Data for this exercise
/---

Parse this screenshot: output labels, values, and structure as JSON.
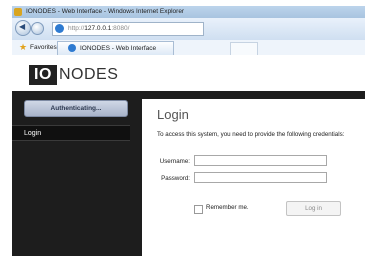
{
  "window": {
    "title": "IONODES - Web Interface - Windows Internet Explorer"
  },
  "browser": {
    "address_prefix": "http://",
    "address_host": "127.0.0.1",
    "address_port": ":8080/",
    "favorites_label": "Favorites",
    "tab_title": "IONODES - Web Interface"
  },
  "header": {
    "logo_io": "IO",
    "logo_rest": "NODES"
  },
  "sidebar": {
    "status_button": "Authenticating...",
    "items": [
      {
        "label": "Login"
      }
    ]
  },
  "login": {
    "title": "Login",
    "description": "To access this system, you need to provide the following credentials:",
    "username_label": "Username:",
    "username_value": "",
    "password_label": "Password:",
    "password_value": "",
    "remember_label": "Remember me.",
    "remember_checked": false,
    "submit_label": "Log in"
  },
  "colors": {
    "app_background": "#1d1d1d",
    "panel_background": "#ffffff",
    "status_button": "#b8c2d6"
  }
}
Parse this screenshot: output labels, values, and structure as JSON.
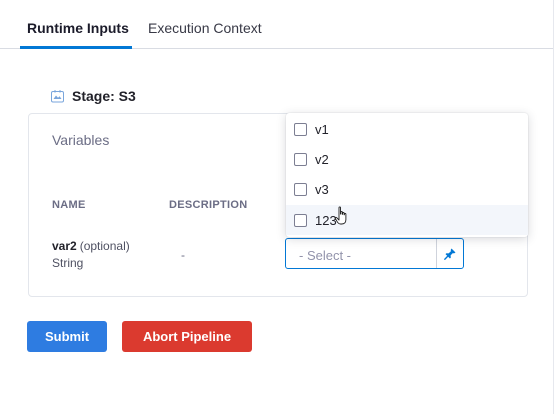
{
  "tabs": [
    {
      "label": "Runtime Inputs",
      "active": true
    },
    {
      "label": "Execution Context",
      "active": false
    }
  ],
  "stage": {
    "label": "Stage: S3",
    "icon": "stage-icon"
  },
  "variables": {
    "title": "Variables",
    "columns": {
      "name": "NAME",
      "description": "DESCRIPTION"
    },
    "rows": [
      {
        "name": "var2",
        "optional": "(optional)",
        "type": "String",
        "description": "-"
      }
    ]
  },
  "select": {
    "placeholder": "- Select -",
    "pin_icon": "pin-icon"
  },
  "dropdown": {
    "options": [
      {
        "label": "v1",
        "checked": false
      },
      {
        "label": "v2",
        "checked": false
      },
      {
        "label": "v3",
        "checked": false
      },
      {
        "label": "123",
        "checked": false,
        "hovered": true
      }
    ]
  },
  "actions": {
    "submit": "Submit",
    "abort": "Abort Pipeline"
  },
  "colors": {
    "accent": "#0278d5",
    "submit": "#2e7ce1",
    "abort": "#db3a2f"
  }
}
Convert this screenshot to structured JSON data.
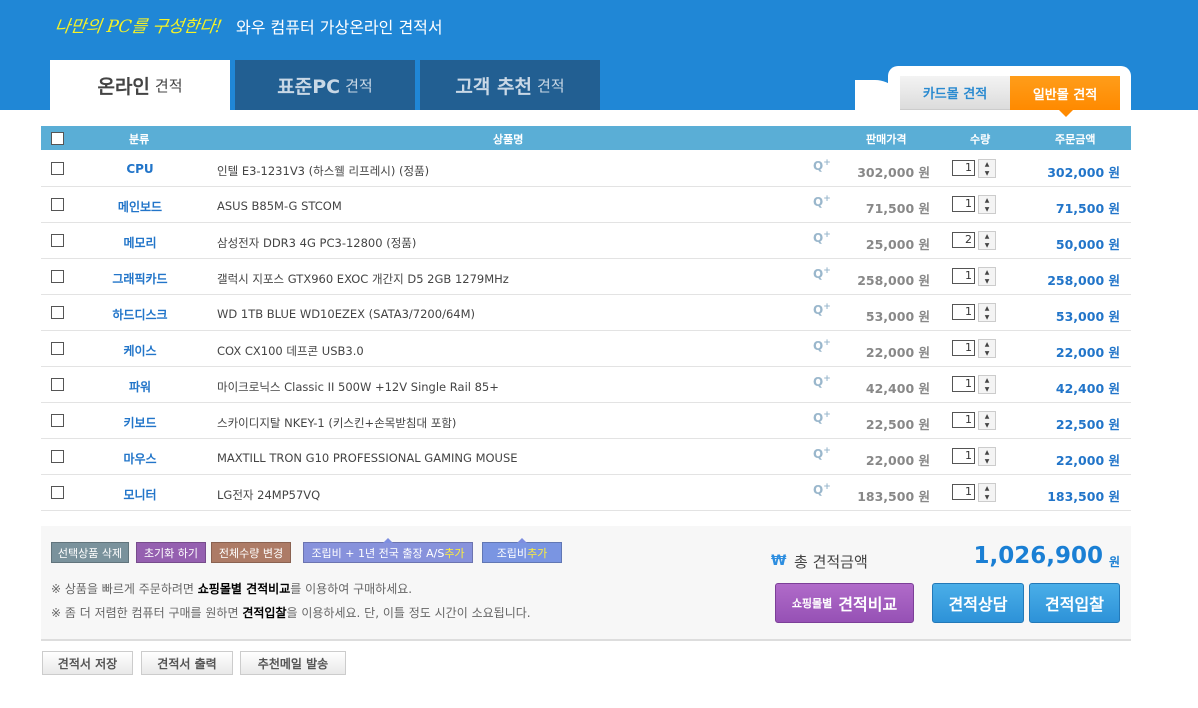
{
  "header": {
    "slogan": "나만의 PC를 구성한다!",
    "title": "와우 컴퓨터 가상온라인 견적서"
  },
  "tabs": [
    {
      "main": "온라인",
      "sub": "견적"
    },
    {
      "main": "표준PC",
      "sub": "견적"
    },
    {
      "main": "고객 추천",
      "sub": "견적"
    }
  ],
  "mall_tabs": {
    "card": "카드몰 견적",
    "general": "일반몰 견적"
  },
  "columns": {
    "category": "분류",
    "name": "상품명",
    "price": "판매가격",
    "qty": "수량",
    "total": "주문금액"
  },
  "rows": [
    {
      "category": "CPU",
      "name": "인텔 E3-1231V3 (하스웰 리프레시) (정품)",
      "price": "302,000 원",
      "qty": "1",
      "total": "302,000 원"
    },
    {
      "category": "메인보드",
      "name": "ASUS B85M-G STCOM",
      "price": "71,500 원",
      "qty": "1",
      "total": "71,500 원"
    },
    {
      "category": "메모리",
      "name": "삼성전자 DDR3 4G PC3-12800 (정품)",
      "price": "25,000 원",
      "qty": "2",
      "total": "50,000 원"
    },
    {
      "category": "그래픽카드",
      "name": "갤럭시 지포스 GTX960 EXOC 개간지 D5 2GB 1279MHz",
      "price": "258,000 원",
      "qty": "1",
      "total": "258,000 원"
    },
    {
      "category": "하드디스크",
      "name": "WD 1TB BLUE WD10EZEX (SATA3/7200/64M)",
      "price": "53,000 원",
      "qty": "1",
      "total": "53,000 원"
    },
    {
      "category": "케이스",
      "name": "COX CX100 데프콘 USB3.0",
      "price": "22,000 원",
      "qty": "1",
      "total": "22,000 원"
    },
    {
      "category": "파워",
      "name": "마이크로닉스 Classic II 500W +12V Single Rail 85+",
      "price": "42,400 원",
      "qty": "1",
      "total": "42,400 원"
    },
    {
      "category": "키보드",
      "name": "스카이디지탈 NKEY-1 (키스킨+손목받침대 포함)",
      "price": "22,500 원",
      "qty": "1",
      "total": "22,500 원"
    },
    {
      "category": "마우스",
      "name": "MAXTILL TRON G10 PROFESSIONAL GAMING MOUSE",
      "price": "22,000 원",
      "qty": "1",
      "total": "22,000 원"
    },
    {
      "category": "모니터",
      "name": "LG전자 24MP57VQ",
      "price": "183,500 원",
      "qty": "1",
      "total": "183,500 원"
    }
  ],
  "zoom_label": "Q",
  "actions": {
    "delete": "선택상품 삭제",
    "reset": "초기화 하기",
    "change_qty": "전체수량 변경",
    "assembly_as": "조립비 + 1년 전국 출장 A/S ",
    "assembly": "조립비 ",
    "add": "추가"
  },
  "notes": [
    {
      "pre": "※ 상품을 빠르게 주문하려면 ",
      "bold": "쇼핑몰별 견적비교",
      "post": "를 이용하여 구매하세요."
    },
    {
      "pre": "※ 좀 더 저렴한 컴퓨터 구매를 원하면 ",
      "bold": "견적입찰",
      "post": "을 이용하세요. 단, 이틀 정도 시간이 소요됩니다."
    }
  ],
  "summary": {
    "currency_symbol": "₩",
    "label": "총 견적금액",
    "value": "1,026,900",
    "unit": "원"
  },
  "buttons": {
    "compare_small": "쇼핑몰별",
    "compare": "견적비교",
    "consult": "견적상담",
    "bid": "견적입찰"
  },
  "footer": {
    "save": "견적서 저장",
    "print": "견적서 출력",
    "mail": "추천메일 발송"
  }
}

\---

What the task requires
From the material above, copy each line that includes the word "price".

Result
    "price": "판매가격",
      "price": "302,000 원",
      "price": "71,500 원",
      "price": "25,000 원",
      "price": "258,000 원",
      "price": "53,000 원",
      "price": "22,000 원",
      "price": "42,400 원",
      "price": "22,500 원",
      "price": "22,000 원",
      "price": "183,500 원",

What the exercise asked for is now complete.